Support Your Friends & Connections
Now let’s talk about “Likes” and “Comments.” Imagine a points system for LinkedIn, with more points meaning more benefit both for you and for your LinkedIn network. Liking someone’s post earns you 1 point. The person who made the post will appreciate that you saw and Liked it because your Like means more people will see it in their feed; you benefit because the original poster appreciates your support in spreading the word. Commenting earns you 10 points, because you are adding to the discussion (and providing a greater boost to the original post because the LinkedIn gods favor posts that spur discussion) and people will see what you had to say, getting your name, title, and face into more feeds.
Liking and Commenting is really important to supporting your friends, as well as those professional connections with whom you want to build relationships. Let’s say your friend (or professional connection) posts that he was named to a Top 40 Under 40 list. Your friend is proud of this accomplishment. But no one Likes or Comments on his post, except maybe his sister. Well, now your friend is miserable and, more importantly, because no one says anything about his post, the LinkedIn gods stop putting it into people’s feeds so no one sees it. He was proud to post his accomplishment, and now it’s being ignored. But when you Comment on your friend’s post, it gets into the feeds of more people, so more people see it.
The more Comments on a post, the more LinkedIn moves that post up in others’ feeds. By Liking and Commenting on your friend’s post, you are supporting your friend, elevating his post, and letting him know you care. By reading it and doing nothing before moving on to the next one in your feed, you’re kinda being a jerk. So support your friends!
How do you find time for that? You can scroll through your LinkedIn feed on your phone while you’re waiting for your computer to boot up, or your coffee to brew, or during the commercials when you’re watching TV. It’s so easy to work into the creases of your day that you don’t lose any time at all.
Just make it a habit: scroll through till you see that a friend posted something, Like it, and then Comment. What you are doing is supporting your friends at the same time you are reminding your professional network that you are out there. That’s especially important during the Pandemic when we can’t physically go to conferences and lunches and other professional activities to interact in person outside our direct orbits.
Build your brand with a better LinkedIn profile
Finally, let’s talk about your LinkedIn profile. Odds are, it sucks. If your profile simply lists where you went to school and where you’ve worked, it’s operating at a fraction of capacity. Whether you are a seasoned legal pro or just entering the profession, your profile should tell people who you are and what you’re about, not just recite your resume. Recruiters, professional conference chairs, hiring managers, and clients all go FIRST to someone’s LinkedIn profile to form an initial impression.
Take a look at Mariame Dangnokho’s LinkedIn profile. Mariame is still in law school, but her profile tells you her career objectives and approach.
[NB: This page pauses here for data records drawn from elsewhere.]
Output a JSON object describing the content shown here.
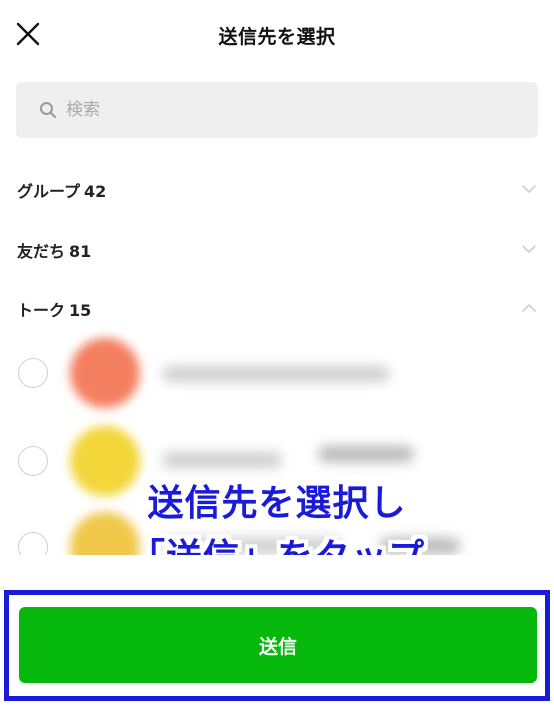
{
  "header": {
    "title": "送信先を選択",
    "close_icon": "close-icon"
  },
  "search": {
    "placeholder": "検索",
    "value": ""
  },
  "sections": [
    {
      "label": "グループ",
      "count": "42",
      "expanded": false
    },
    {
      "label": "友だち",
      "count": "81",
      "expanded": false
    },
    {
      "label": "トーク",
      "count": "15",
      "expanded": true
    }
  ],
  "annotation": {
    "line1": "送信先を選択し",
    "line2": "「送信」をタップ"
  },
  "send_button": {
    "label": "送信"
  },
  "colors": {
    "accent_green": "#06b70c",
    "annotation_blue": "#1a1ad9",
    "search_bg": "#efefef"
  }
}
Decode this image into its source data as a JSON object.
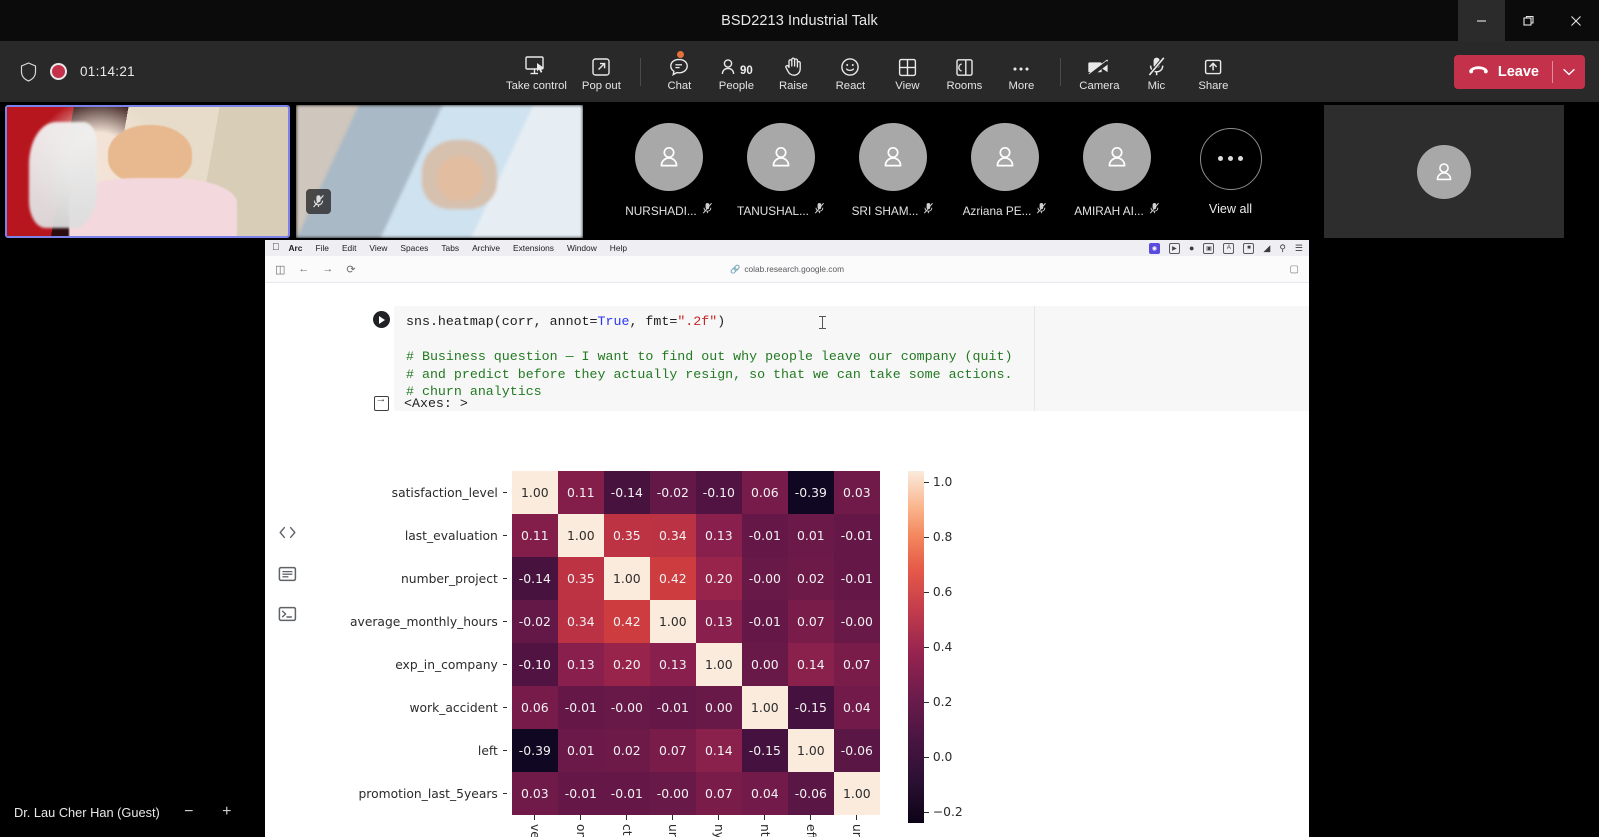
{
  "window": {
    "title": "BSD2213 Industrial Talk",
    "controls": [
      {
        "name": "minimize",
        "glyph": "minimize"
      },
      {
        "name": "restore",
        "glyph": "restore"
      },
      {
        "name": "close",
        "glyph": "close"
      }
    ]
  },
  "commandbar": {
    "shield_icon": "shield-icon",
    "record_icon": "record-dot-icon",
    "recording_time": "01:14:21",
    "buttons": [
      {
        "label": "Take control",
        "icon": "take-control-icon",
        "badge": null,
        "count": null
      },
      {
        "label": "Pop out",
        "icon": "pop-out-icon",
        "badge": null,
        "count": null
      },
      {
        "label": "Chat",
        "icon": "chat-icon",
        "badge": "unread",
        "count": null
      },
      {
        "label": "People",
        "icon": "people-icon",
        "badge": null,
        "count": "90"
      },
      {
        "label": "Raise",
        "icon": "raise-hand-icon",
        "badge": null,
        "count": null
      },
      {
        "label": "React",
        "icon": "react-smiley-icon",
        "badge": null,
        "count": null
      },
      {
        "label": "View",
        "icon": "view-grid-icon",
        "badge": null,
        "count": null
      },
      {
        "label": "Rooms",
        "icon": "breakout-rooms-icon",
        "badge": null,
        "count": null
      },
      {
        "label": "More",
        "icon": "more-ellipsis-icon",
        "badge": null,
        "count": null
      }
    ],
    "right_buttons": [
      {
        "label": "Camera",
        "icon": "camera-off-icon",
        "state": "off"
      },
      {
        "label": "Mic",
        "icon": "mic-off-icon",
        "state": "off"
      },
      {
        "label": "Share",
        "icon": "share-up-arrow-icon",
        "state": "on"
      }
    ],
    "leave_label": "Leave",
    "leave_color": "#c4314b"
  },
  "participants": {
    "video_tiles": [
      {
        "name": "active-speaker-video",
        "muted": false,
        "highlighted": true
      },
      {
        "name": "second-video",
        "muted": true,
        "highlighted": false
      }
    ],
    "avatars": [
      {
        "label": "NURSHADI...",
        "muted": true
      },
      {
        "label": "TANUSHAL...",
        "muted": true
      },
      {
        "label": "SRI SHAM...",
        "muted": true
      },
      {
        "label": "Azriana PE...",
        "muted": true
      },
      {
        "label": "AMIRAH AI...",
        "muted": true
      }
    ],
    "view_all_label": "View all",
    "overflow_tile": "participant-placeholder"
  },
  "shared_screen": {
    "mac_menubar": {
      "apple": "",
      "items": [
        "Arc",
        "File",
        "Edit",
        "View",
        "Spaces",
        "Tabs",
        "Archive",
        "Extensions",
        "Window",
        "Help"
      ],
      "status_icons": [
        "screen-share-icon",
        "camera-icon",
        "bell-icon",
        "display-icon",
        "input-source-icon",
        "battery-icon",
        "wifi-icon",
        "spotlight-search-icon",
        "control-center-icon"
      ]
    },
    "browser": {
      "sidebar_toggle_icon": "sidebar-toggle-icon",
      "back_icon": "back-arrow-icon",
      "forward_icon": "forward-arrow-icon",
      "reload_icon": "reload-icon",
      "url": "colab.research.google.com",
      "url_lock_icon": "link-icon",
      "right_icon": "extension-icon"
    },
    "colab": {
      "rail_icons": [
        "code-snippets-icon",
        "notes-icon",
        "terminal-icon"
      ],
      "run_button": "run-cell-button",
      "code_lines": [
        {
          "segments": [
            {
              "t": "sns.heatmap(corr, annot=",
              "c": "plain"
            },
            {
              "t": "True",
              "c": "bool"
            },
            {
              "t": ", fmt=",
              "c": "plain"
            },
            {
              "t": "\".2f\"",
              "c": "str"
            },
            {
              "t": ")",
              "c": "plain"
            }
          ]
        },
        {
          "segments": [
            {
              "t": "",
              "c": "plain"
            }
          ]
        },
        {
          "segments": [
            {
              "t": "# Business question — I want to find out why people leave our company (quit)",
              "c": "com"
            }
          ]
        },
        {
          "segments": [
            {
              "t": "# and predict before they actually resign, so that we can take some actions.",
              "c": "com"
            }
          ]
        },
        {
          "segments": [
            {
              "t": "# churn analytics",
              "c": "com"
            }
          ]
        }
      ],
      "output_icon": "output-icon",
      "output_text": "<Axes: >"
    }
  },
  "chart_data": {
    "type": "heatmap",
    "title": "",
    "xlabel": "",
    "ylabel": "",
    "annot": true,
    "fmt": ".2f",
    "colormap": "rocket",
    "colorbar": {
      "ticks": [
        1.0,
        0.8,
        0.6,
        0.4,
        0.2,
        0.0,
        -0.2
      ],
      "tick_labels": [
        "1.0",
        "0.8",
        "0.6",
        "0.4",
        "0.2",
        "0.0",
        "−0.2"
      ],
      "vmin": -0.39,
      "vmax": 1.0,
      "range_shown": [
        -0.2,
        1.0
      ]
    },
    "categories": [
      "satisfaction_level",
      "last_evaluation",
      "number_project",
      "average_monthly_hours",
      "exp_in_company",
      "work_accident",
      "left",
      "promotion_last_5years"
    ],
    "x_tick_labels_visible": [
      "vel",
      "on",
      "ct",
      "urs",
      "ny",
      "nt",
      "eft",
      "urs"
    ],
    "rows": [
      {
        "label": "satisfaction_level",
        "values": [
          "1.00",
          "0.11",
          "-0.14",
          "-0.02",
          "-0.10",
          "0.06",
          "-0.39",
          "0.03"
        ]
      },
      {
        "label": "last_evaluation",
        "values": [
          "0.11",
          "1.00",
          "0.35",
          "0.34",
          "0.13",
          "-0.01",
          "0.01",
          "-0.01"
        ]
      },
      {
        "label": "number_project",
        "values": [
          "-0.14",
          "0.35",
          "1.00",
          "0.42",
          "0.20",
          "-0.00",
          "0.02",
          "-0.01"
        ]
      },
      {
        "label": "average_monthly_hours",
        "values": [
          "-0.02",
          "0.34",
          "0.42",
          "1.00",
          "0.13",
          "-0.01",
          "0.07",
          "-0.00"
        ]
      },
      {
        "label": "exp_in_company",
        "values": [
          "-0.10",
          "0.13",
          "0.20",
          "0.13",
          "1.00",
          "0.00",
          "0.14",
          "0.07"
        ]
      },
      {
        "label": "work_accident",
        "values": [
          "0.06",
          "-0.01",
          "-0.00",
          "-0.01",
          "0.00",
          "1.00",
          "-0.15",
          "0.04"
        ]
      },
      {
        "label": "left",
        "values": [
          "-0.39",
          "0.01",
          "0.02",
          "0.07",
          "0.14",
          "-0.15",
          "1.00",
          "-0.06"
        ]
      },
      {
        "label": "promotion_last_5years",
        "values": [
          "0.03",
          "-0.01",
          "-0.01",
          "-0.00",
          "0.07",
          "0.04",
          "-0.06",
          "1.00"
        ]
      }
    ],
    "numeric": [
      [
        1.0,
        0.11,
        -0.14,
        -0.02,
        -0.1,
        0.06,
        -0.39,
        0.03
      ],
      [
        0.11,
        1.0,
        0.35,
        0.34,
        0.13,
        -0.01,
        0.01,
        -0.01
      ],
      [
        -0.14,
        0.35,
        1.0,
        0.42,
        0.2,
        -0.0,
        0.02,
        -0.01
      ],
      [
        -0.02,
        0.34,
        0.42,
        1.0,
        0.13,
        -0.01,
        0.07,
        -0.0
      ],
      [
        -0.1,
        0.13,
        0.2,
        0.13,
        1.0,
        0.0,
        0.14,
        0.07
      ],
      [
        0.06,
        -0.01,
        -0.0,
        -0.01,
        0.0,
        1.0,
        -0.15,
        0.04
      ],
      [
        -0.39,
        0.01,
        0.02,
        0.07,
        0.14,
        -0.15,
        1.0,
        -0.06
      ],
      [
        0.03,
        -0.01,
        -0.01,
        -0.0,
        0.07,
        0.04,
        -0.06,
        1.0
      ]
    ]
  },
  "footer": {
    "participant_name": "Dr. Lau Cher Han (Guest)",
    "zoom_out": "−",
    "zoom_in": "+"
  }
}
She provides a window into what’s important to her in the About section, and uses the Featured section to highlight a few posts she wants viewers to see. In other words, she’s already building her professional brand. If a law student can do this effectively, professionally, and gracefully, so can you. For someone who’s established himself in his career, look at Dino Bovell’s profile. He gives you a clear idea of his strengths, experience, and interests in his About section, communicated in a narrative that would not be possible in a resume.
So, What Are You Waiting For?
Update your profile. Like (1 pt.), Comment (10 pts.) and Post (50+ pts.).
You can start by commenting on the LinkedIn post where I shared this blog. Why?
Because more of your friends will see it and hopefully pick up a nugget they can use, because my friends will see that you are supporting my efforts to be of service, and because by lifting one another, we all rise.
See you on LinkedIn!